Rosie’s novel, “The Square”, set in an upmarket garden square in London, is a satire on modern middle-class morals and habits.
“I poke fun at the way people use their children to elevate their status, or their food choices, or the decor of their houses. And it is quite saucy, and we get to that quite quickly. I’ve begged my parents, who are both doctors, not to read it!”
Rosie’s first novel emerged after she found herself short of work, and she put herself on a writing course with the Guardian and the University of East Anglia. “I lost about five or six different contracts for columns and jobs in one year, which was careless of me. So I thought, ‘let’s do a novel’. I love journalism, and I think of myself primarily as a journalist, and it’s great that your story is printed the next day, but then, after that, it’s fish and chip paper, Like many hacks, I hanker after having a British Library reference number.”
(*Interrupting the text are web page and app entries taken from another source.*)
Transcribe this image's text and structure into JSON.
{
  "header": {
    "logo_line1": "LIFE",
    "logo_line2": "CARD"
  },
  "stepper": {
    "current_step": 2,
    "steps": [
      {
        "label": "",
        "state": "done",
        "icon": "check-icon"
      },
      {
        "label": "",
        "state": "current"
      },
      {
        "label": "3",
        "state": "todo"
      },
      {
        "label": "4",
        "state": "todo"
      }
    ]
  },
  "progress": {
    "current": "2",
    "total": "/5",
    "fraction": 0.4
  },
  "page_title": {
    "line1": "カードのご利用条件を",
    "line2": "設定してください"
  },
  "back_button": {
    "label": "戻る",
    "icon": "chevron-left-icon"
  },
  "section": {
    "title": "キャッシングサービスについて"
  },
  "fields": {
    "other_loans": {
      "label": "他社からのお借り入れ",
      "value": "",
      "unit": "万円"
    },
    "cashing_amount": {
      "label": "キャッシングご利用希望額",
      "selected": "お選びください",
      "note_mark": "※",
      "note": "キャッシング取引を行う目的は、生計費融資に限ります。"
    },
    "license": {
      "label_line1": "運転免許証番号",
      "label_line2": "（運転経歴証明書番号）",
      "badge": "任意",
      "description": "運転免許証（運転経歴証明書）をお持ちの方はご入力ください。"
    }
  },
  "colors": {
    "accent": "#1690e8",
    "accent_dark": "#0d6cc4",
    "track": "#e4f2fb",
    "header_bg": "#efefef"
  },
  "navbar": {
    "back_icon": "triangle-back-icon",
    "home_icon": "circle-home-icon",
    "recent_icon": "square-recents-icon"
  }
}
“Writing fiction is like ice-skating. People think we hacks make it all up, but we don’t, we can’t. So that’s like clinging to the wall on the rink, you have to hold on to the facts. With fiction, you’re out in the middle of the rink, and can do anything, so it is a challenge.”
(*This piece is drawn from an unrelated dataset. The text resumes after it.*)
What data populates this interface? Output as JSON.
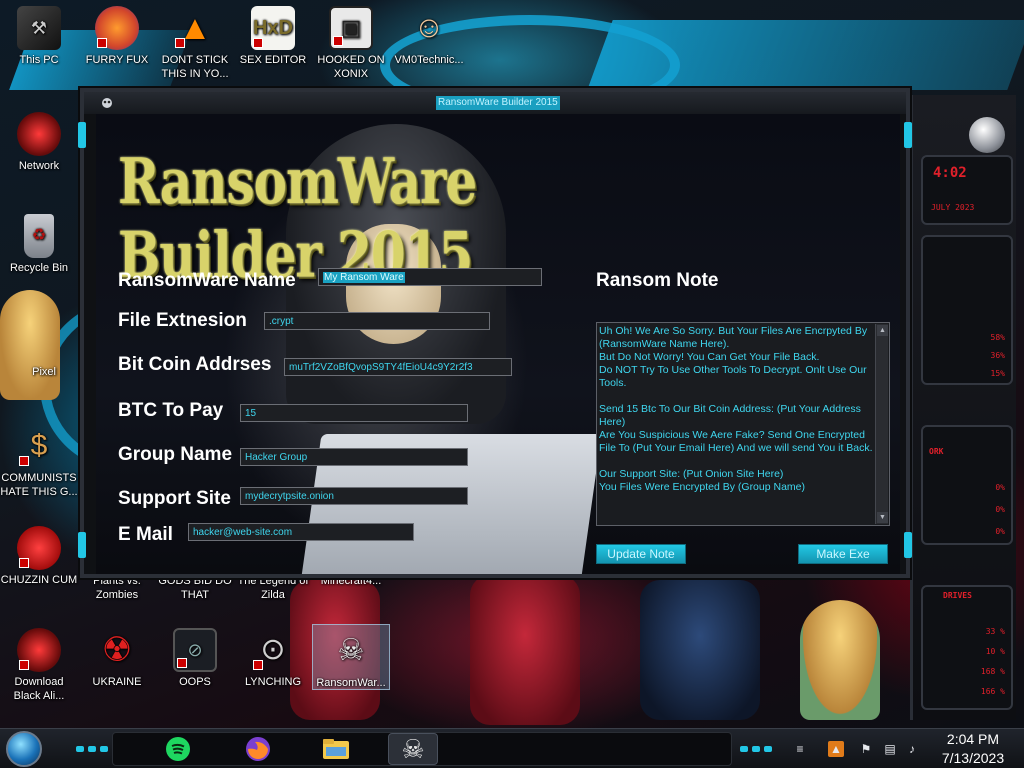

As a writer and broadcaster on the Arts, Rosie is adamant that independent festivals, like Ilminster Literary Festival, are critical to the country’s culture. “I’m the Chair of Hull City of Culture 2017. It’s the city of Andrew Marvell, and Philip Larkin; Stevie Smith was born there; even Roger McGough was at University there.”
Date: Thursday 1st June 2017
Time: 15:00 to 17:00
Venue: Best Western Shrubbery Hotel, Station Road, Ilminster TA19 9AR
Tickets: £12.00 including Cream Tea.